### [Try it]
Every entry is to be returned unchanged, and no picture is to be included.

### [Data extract]

■ ■ ■ ■

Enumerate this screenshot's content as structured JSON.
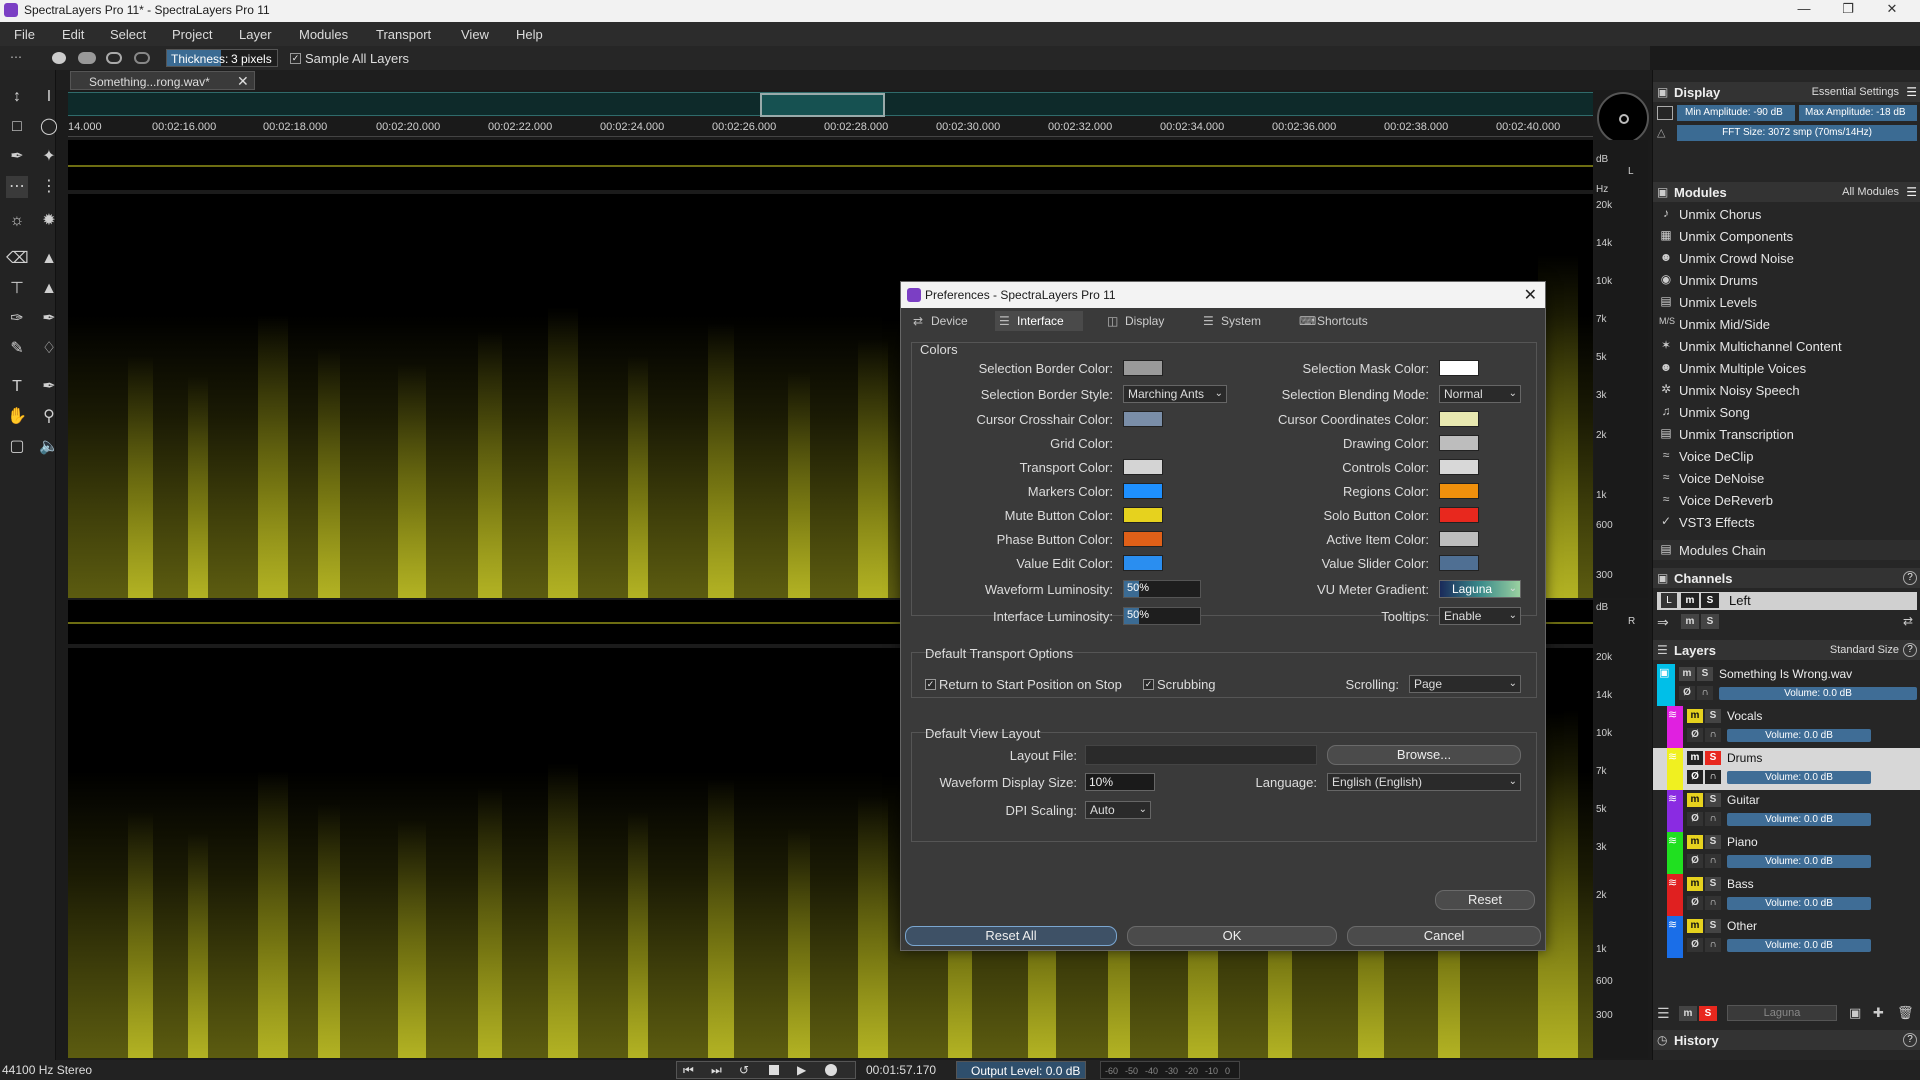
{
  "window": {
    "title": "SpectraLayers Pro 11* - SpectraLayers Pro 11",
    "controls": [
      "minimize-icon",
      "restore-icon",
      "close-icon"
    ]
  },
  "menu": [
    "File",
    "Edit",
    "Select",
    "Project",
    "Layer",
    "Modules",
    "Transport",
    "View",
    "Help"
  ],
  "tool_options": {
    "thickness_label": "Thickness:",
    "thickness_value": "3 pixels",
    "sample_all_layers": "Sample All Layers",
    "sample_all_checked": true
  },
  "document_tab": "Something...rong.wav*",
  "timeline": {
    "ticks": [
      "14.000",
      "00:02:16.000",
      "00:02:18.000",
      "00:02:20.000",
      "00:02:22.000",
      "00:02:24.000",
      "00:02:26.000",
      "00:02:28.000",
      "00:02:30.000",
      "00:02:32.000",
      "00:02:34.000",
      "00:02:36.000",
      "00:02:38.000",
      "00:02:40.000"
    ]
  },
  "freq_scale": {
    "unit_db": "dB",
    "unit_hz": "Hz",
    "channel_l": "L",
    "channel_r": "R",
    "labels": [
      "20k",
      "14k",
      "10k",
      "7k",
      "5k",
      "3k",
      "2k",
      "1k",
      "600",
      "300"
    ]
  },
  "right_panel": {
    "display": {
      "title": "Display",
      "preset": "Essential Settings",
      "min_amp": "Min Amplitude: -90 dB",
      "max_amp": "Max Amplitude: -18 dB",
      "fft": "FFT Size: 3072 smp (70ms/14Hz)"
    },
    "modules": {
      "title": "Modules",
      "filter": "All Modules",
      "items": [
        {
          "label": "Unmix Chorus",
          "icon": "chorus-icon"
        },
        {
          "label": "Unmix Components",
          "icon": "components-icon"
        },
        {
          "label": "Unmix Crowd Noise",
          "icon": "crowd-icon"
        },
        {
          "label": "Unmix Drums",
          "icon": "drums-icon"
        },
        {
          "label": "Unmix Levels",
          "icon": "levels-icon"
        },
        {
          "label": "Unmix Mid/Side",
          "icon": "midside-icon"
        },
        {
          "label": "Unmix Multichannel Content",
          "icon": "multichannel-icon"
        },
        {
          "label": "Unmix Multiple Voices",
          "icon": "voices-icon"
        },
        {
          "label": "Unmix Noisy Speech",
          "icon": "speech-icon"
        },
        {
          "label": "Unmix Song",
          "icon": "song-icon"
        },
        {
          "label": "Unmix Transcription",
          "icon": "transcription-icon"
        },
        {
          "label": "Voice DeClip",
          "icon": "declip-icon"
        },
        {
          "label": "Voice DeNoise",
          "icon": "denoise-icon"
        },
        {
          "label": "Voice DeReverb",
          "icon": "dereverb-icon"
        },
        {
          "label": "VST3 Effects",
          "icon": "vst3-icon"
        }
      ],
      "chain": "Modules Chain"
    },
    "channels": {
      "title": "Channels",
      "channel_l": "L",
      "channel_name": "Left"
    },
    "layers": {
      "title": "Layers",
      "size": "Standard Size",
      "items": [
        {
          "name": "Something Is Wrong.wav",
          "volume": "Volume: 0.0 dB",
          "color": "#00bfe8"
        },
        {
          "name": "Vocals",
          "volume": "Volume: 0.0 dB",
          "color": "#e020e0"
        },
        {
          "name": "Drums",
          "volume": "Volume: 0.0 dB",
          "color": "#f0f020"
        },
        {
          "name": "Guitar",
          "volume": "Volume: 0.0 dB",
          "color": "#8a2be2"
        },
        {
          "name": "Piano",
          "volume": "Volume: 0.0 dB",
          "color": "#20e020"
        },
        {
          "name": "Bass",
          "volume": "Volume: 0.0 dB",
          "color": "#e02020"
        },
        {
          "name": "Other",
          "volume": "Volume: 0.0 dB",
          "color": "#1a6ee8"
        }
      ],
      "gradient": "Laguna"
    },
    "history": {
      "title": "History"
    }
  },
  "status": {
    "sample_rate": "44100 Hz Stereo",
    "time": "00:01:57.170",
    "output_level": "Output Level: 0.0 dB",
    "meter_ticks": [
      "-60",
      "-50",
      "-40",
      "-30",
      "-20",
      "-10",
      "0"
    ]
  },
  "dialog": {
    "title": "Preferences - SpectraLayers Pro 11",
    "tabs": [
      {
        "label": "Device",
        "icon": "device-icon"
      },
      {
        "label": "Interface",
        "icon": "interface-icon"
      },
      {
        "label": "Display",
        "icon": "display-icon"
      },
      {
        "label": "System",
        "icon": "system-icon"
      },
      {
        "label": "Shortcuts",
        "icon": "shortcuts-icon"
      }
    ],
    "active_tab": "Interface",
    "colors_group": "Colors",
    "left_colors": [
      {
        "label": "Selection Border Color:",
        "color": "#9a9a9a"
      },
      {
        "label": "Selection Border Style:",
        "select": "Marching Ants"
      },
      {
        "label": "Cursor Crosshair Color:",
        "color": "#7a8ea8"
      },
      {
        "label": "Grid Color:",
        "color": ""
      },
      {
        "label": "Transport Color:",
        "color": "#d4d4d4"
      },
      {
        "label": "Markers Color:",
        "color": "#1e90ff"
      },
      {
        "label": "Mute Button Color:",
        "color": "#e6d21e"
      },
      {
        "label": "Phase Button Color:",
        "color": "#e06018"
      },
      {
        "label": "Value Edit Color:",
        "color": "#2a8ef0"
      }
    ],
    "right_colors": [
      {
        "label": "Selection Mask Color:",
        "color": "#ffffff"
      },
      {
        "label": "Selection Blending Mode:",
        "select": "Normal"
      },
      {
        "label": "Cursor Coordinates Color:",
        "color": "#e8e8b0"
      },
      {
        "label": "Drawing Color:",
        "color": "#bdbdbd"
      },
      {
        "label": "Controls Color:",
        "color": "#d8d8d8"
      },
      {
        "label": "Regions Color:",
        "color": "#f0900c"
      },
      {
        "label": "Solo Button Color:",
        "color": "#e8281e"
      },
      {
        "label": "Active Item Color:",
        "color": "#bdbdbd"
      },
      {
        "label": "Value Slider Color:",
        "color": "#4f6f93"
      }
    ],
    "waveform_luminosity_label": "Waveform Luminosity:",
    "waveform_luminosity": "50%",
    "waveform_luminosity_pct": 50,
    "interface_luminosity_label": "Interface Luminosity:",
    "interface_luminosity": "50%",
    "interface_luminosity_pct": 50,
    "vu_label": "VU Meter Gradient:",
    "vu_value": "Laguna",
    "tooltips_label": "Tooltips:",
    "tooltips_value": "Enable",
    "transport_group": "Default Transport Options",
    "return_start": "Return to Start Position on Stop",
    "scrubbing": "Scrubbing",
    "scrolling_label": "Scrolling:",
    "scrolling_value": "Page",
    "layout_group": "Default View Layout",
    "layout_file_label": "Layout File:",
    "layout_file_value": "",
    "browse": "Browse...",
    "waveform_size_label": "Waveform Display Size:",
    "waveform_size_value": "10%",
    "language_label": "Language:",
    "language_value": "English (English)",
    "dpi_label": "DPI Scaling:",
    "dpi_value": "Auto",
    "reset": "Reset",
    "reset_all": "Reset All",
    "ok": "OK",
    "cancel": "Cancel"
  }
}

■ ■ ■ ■

### [Answer section]
Enumerate this screenshot's content as structured JSON.
{
  "window": {
    "title": "SpectraLayers Pro 11* - SpectraLayers Pro 11",
    "controls": [
      "minimize-icon",
      "restore-icon",
      "close-icon"
    ]
  },
  "menu": [
    "File",
    "Edit",
    "Select",
    "Project",
    "Layer",
    "Modules",
    "Transport",
    "View",
    "Help"
  ],
  "tool_options": {
    "thickness_label": "Thickness:",
    "thickness_value": "3 pixels",
    "sample_all_layers": "Sample All Layers",
    "sample_all_checked": true
  },
  "document_tab": "Something...rong.wav*",
  "timeline": {
    "ticks": [
      "14.000",
      "00:02:16.000",
      "00:02:18.000",
      "00:02:20.000",
      "00:02:22.000",
      "00:02:24.000",
      "00:02:26.000",
      "00:02:28.000",
      "00:02:30.000",
      "00:02:32.000",
      "00:02:34.000",
      "00:02:36.000",
      "00:02:38.000",
      "00:02:40.000"
    ]
  },
  "freq_scale": {
    "unit_db": "dB",
    "unit_hz": "Hz",
    "channel_l": "L",
    "channel_r": "R",
    "labels": [
      "20k",
      "14k",
      "10k",
      "7k",
      "5k",
      "3k",
      "2k",
      "1k",
      "600",
      "300"
    ]
  },
  "right_panel": {
    "display": {
      "title": "Display",
      "preset": "Essential Settings",
      "min_amp": "Min Amplitude: -90 dB",
      "max_amp": "Max Amplitude: -18 dB",
      "fft": "FFT Size: 3072 smp (70ms/14Hz)"
    },
    "modules": {
      "title": "Modules",
      "filter": "All Modules",
      "items": [
        {
          "label": "Unmix Chorus",
          "icon": "chorus-icon"
        },
        {
          "label": "Unmix Components",
          "icon": "components-icon"
        },
        {
          "label": "Unmix Crowd Noise",
          "icon": "crowd-icon"
        },
        {
          "label": "Unmix Drums",
          "icon": "drums-icon"
        },
        {
          "label": "Unmix Levels",
          "icon": "levels-icon"
        },
        {
          "label": "Unmix Mid/Side",
          "icon": "midside-icon"
        },
        {
          "label": "Unmix Multichannel Content",
          "icon": "multichannel-icon"
        },
        {
          "label": "Unmix Multiple Voices",
          "icon": "voices-icon"
        },
        {
          "label": "Unmix Noisy Speech",
          "icon": "speech-icon"
        },
        {
          "label": "Unmix Song",
          "icon": "song-icon"
        },
        {
          "label": "Unmix Transcription",
          "icon": "transcription-icon"
        },
        {
          "label": "Voice DeClip",
          "icon": "declip-icon"
        },
        {
          "label": "Voice DeNoise",
          "icon": "denoise-icon"
        },
        {
          "label": "Voice DeReverb",
          "icon": "dereverb-icon"
        },
        {
          "label": "VST3 Effects",
          "icon": "vst3-icon"
        }
      ],
      "chain": "Modules Chain"
    },
    "channels": {
      "title": "Channels",
      "channel_l": "L",
      "channel_name": "Left"
    },
    "layers": {
      "title": "Layers",
      "size": "Standard Size",
      "items": [
        {
          "name": "Something Is Wrong.wav",
          "volume": "Volume: 0.0 dB",
          "color": "#00bfe8"
        },
        {
          "name": "Vocals",
          "volume": "Volume: 0.0 dB",
          "color": "#e020e0"
        },
        {
          "name": "Drums",
          "volume": "Volume: 0.0 dB",
          "color": "#f0f020"
        },
        {
          "name": "Guitar",
          "volume": "Volume: 0.0 dB",
          "color": "#8a2be2"
        },
        {
          "name": "Piano",
          "volume": "Volume: 0.0 dB",
          "color": "#20e020"
        },
        {
          "name": "Bass",
          "volume": "Volume: 0.0 dB",
          "color": "#e02020"
        },
        {
          "name": "Other",
          "volume": "Volume: 0.0 dB",
          "color": "#1a6ee8"
        }
      ],
      "gradient": "Laguna"
    },
    "history": {
      "title": "History"
    }
  },
  "status": {
    "sample_rate": "44100 Hz Stereo",
    "time": "00:01:57.170",
    "output_level": "Output Level: 0.0 dB",
    "meter_ticks": [
      "-60",
      "-50",
      "-40",
      "-30",
      "-20",
      "-10",
      "0"
    ]
  },
  "dialog": {
    "title": "Preferences - SpectraLayers Pro 11",
    "tabs": [
      {
        "label": "Device",
        "icon": "device-icon"
      },
      {
        "label": "Interface",
        "icon": "interface-icon"
      },
      {
        "label": "Display",
        "icon": "display-icon"
      },
      {
        "label": "System",
        "icon": "system-icon"
      },
      {
        "label": "Shortcuts",
        "icon": "shortcuts-icon"
      }
    ],
    "active_tab": "Interface",
    "colors_group": "Colors",
    "left_colors": [
      {
        "label": "Selection Border Color:",
        "color": "#9a9a9a"
      },
      {
        "label": "Selection Border Style:",
        "select": "Marching Ants"
      },
      {
        "label": "Cursor Crosshair Color:",
        "color": "#7a8ea8"
      },
      {
        "label": "Grid Color:",
        "color": ""
      },
      {
        "label": "Transport Color:",
        "color": "#d4d4d4"
      },
      {
        "label": "Markers Color:",
        "color": "#1e90ff"
      },
      {
        "label": "Mute Button Color:",
        "color": "#e6d21e"
      },
      {
        "label": "Phase Button Color:",
        "color": "#e06018"
      },
      {
        "label": "Value Edit Color:",
        "color": "#2a8ef0"
      }
    ],
    "right_colors": [
      {
        "label": "Selection Mask Color:",
        "color": "#ffffff"
      },
      {
        "label": "Selection Blending Mode:",
        "select": "Normal"
      },
      {
        "label": "Cursor Coordinates Color:",
        "color": "#e8e8b0"
      },
      {
        "label": "Drawing Color:",
        "color": "#bdbdbd"
      },
      {
        "label": "Controls Color:",
        "color": "#d8d8d8"
      },
      {
        "label": "Regions Color:",
        "color": "#f0900c"
      },
      {
        "label": "Solo Button Color:",
        "color": "#e8281e"
      },
      {
        "label": "Active Item Color:",
        "color": "#bdbdbd"
      },
      {
        "label": "Value Slider Color:",
        "color": "#4f6f93"
      }
    ],
    "waveform_luminosity_label": "Waveform Luminosity:",
    "waveform_luminosity": "50%",
    "waveform_luminosity_pct": 50,
    "interface_luminosity_label": "Interface Luminosity:",
    "interface_luminosity": "50%",
    "interface_luminosity_pct": 50,
    "vu_label": "VU Meter Gradient:",
    "vu_value": "Laguna",
    "tooltips_label": "Tooltips:",
    "tooltips_value": "Enable",
    "transport_group": "Default Transport Options",
    "return_start": "Return to Start Position on Stop",
    "scrubbing": "Scrubbing",
    "scrolling_label": "Scrolling:",
    "scrolling_value": "Page",
    "layout_group": "Default View Layout",
    "layout_file_label": "Layout File:",
    "layout_file_value": "",
    "browse": "Browse...",
    "waveform_size_label": "Waveform Display Size:",
    "waveform_size_value": "10%",
    "language_label": "Language:",
    "language_value": "English (English)",
    "dpi_label": "DPI Scaling:",
    "dpi_value": "Auto",
    "reset": "Reset",
    "reset_all": "Reset All",
    "ok": "OK",
    "cancel": "Cancel"
  }
}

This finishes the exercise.